**Extracted data:**
- - - - -
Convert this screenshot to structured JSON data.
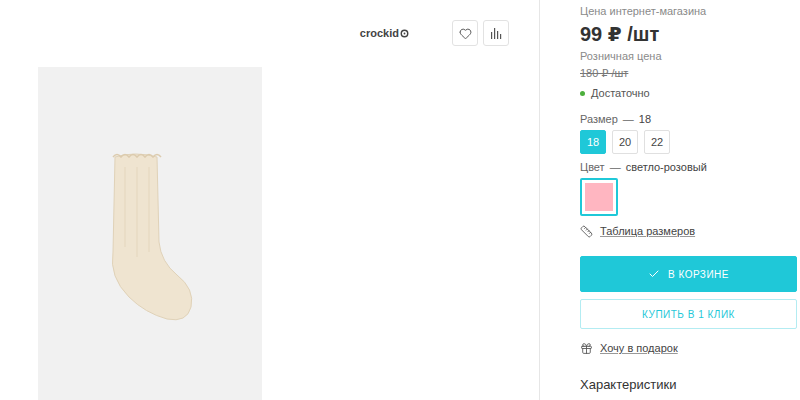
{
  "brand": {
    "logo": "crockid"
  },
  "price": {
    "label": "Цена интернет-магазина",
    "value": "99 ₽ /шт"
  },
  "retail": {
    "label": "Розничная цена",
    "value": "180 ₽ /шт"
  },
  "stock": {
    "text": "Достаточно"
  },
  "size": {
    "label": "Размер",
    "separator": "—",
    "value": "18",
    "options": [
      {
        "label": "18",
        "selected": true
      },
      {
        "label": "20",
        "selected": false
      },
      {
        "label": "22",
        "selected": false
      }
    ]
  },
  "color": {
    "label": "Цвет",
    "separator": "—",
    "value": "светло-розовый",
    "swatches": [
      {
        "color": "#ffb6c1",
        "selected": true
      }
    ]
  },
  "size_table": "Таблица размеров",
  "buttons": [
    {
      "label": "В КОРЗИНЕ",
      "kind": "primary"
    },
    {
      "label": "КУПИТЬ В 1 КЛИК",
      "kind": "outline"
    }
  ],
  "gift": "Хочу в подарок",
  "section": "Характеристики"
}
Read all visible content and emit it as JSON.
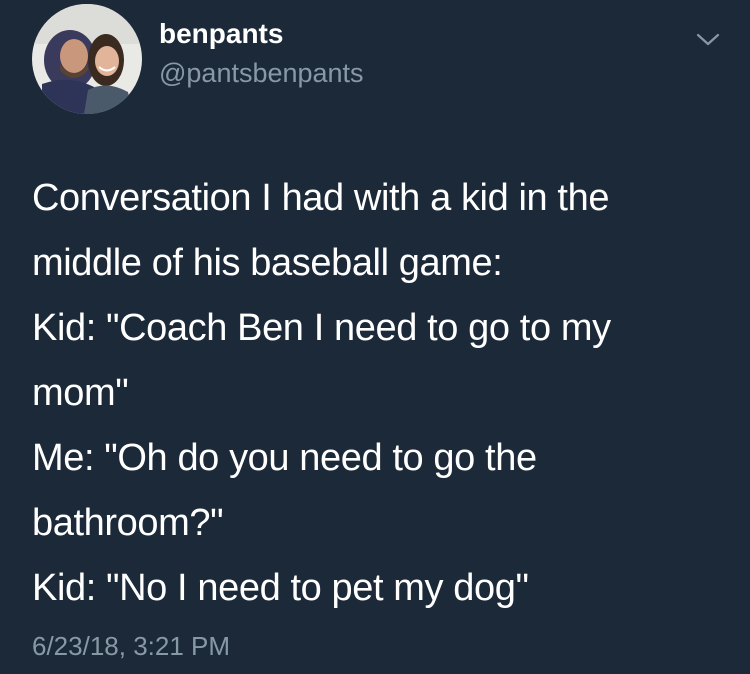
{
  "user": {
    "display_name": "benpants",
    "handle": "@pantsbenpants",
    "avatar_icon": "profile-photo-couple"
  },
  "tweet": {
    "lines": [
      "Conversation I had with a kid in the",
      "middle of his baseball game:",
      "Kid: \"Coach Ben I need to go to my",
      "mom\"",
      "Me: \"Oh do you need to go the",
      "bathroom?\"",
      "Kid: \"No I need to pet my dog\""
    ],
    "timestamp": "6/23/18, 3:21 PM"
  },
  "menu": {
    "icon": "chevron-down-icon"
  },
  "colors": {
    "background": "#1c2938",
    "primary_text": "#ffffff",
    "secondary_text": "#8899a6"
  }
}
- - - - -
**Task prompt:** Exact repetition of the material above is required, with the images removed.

**Result of this task:**
Convert this screenshot to structured JSON data.
{
  "brand": {
    "logo": "crockid"
  },
  "price": {
    "label": "Цена интернет-магазина",
    "value": "99 ₽ /шт"
  },
  "retail": {
    "label": "Розничная цена",
    "value": "180 ₽ /шт"
  },
  "stock": {
    "text": "Достаточно"
  },
  "size": {
    "label": "Размер",
    "separator": "—",
    "value": "18",
    "options": [
      {
        "label": "18",
        "selected": true
      },
      {
        "label": "20",
        "selected": false
      },
      {
        "label": "22",
        "selected": false
      }
    ]
  },
  "color": {
    "label": "Цвет",
    "separator": "—",
    "value": "светло-розовый",
    "swatches": [
      {
        "color": "#ffb6c1",
        "selected": true
      }
    ]
  },
  "size_table": "Таблица размеров",
  "buttons": [
    {
      "label": "В КОРЗИНЕ",
      "kind": "primary"
    },
    {
      "label": "КУПИТЬ В 1 КЛИК",
      "kind": "outline"
    }
  ],
  "gift": "Хочу в подарок",
  "section": "Характеристики"
}
Read all visible content and emit it as JSON.
{
  "user": {
    "display_name": "benpants",
    "handle": "@pantsbenpants",
    "avatar_icon": "profile-photo-couple"
  },
  "tweet": {
    "lines": [
      "Conversation I had with a kid in the",
      "middle of his baseball game:",
      "Kid: \"Coach Ben I need to go to my",
      "mom\"",
      "Me: \"Oh do you need to go the",
      "bathroom?\"",
      "Kid: \"No I need to pet my dog\""
    ],
    "timestamp": "6/23/18, 3:21 PM"
  },
  "menu": {
    "icon": "chevron-down-icon"
  },
  "colors": {
    "background": "#1c2938",
    "primary_text": "#ffffff",
    "secondary_text": "#8899a6"
  }
}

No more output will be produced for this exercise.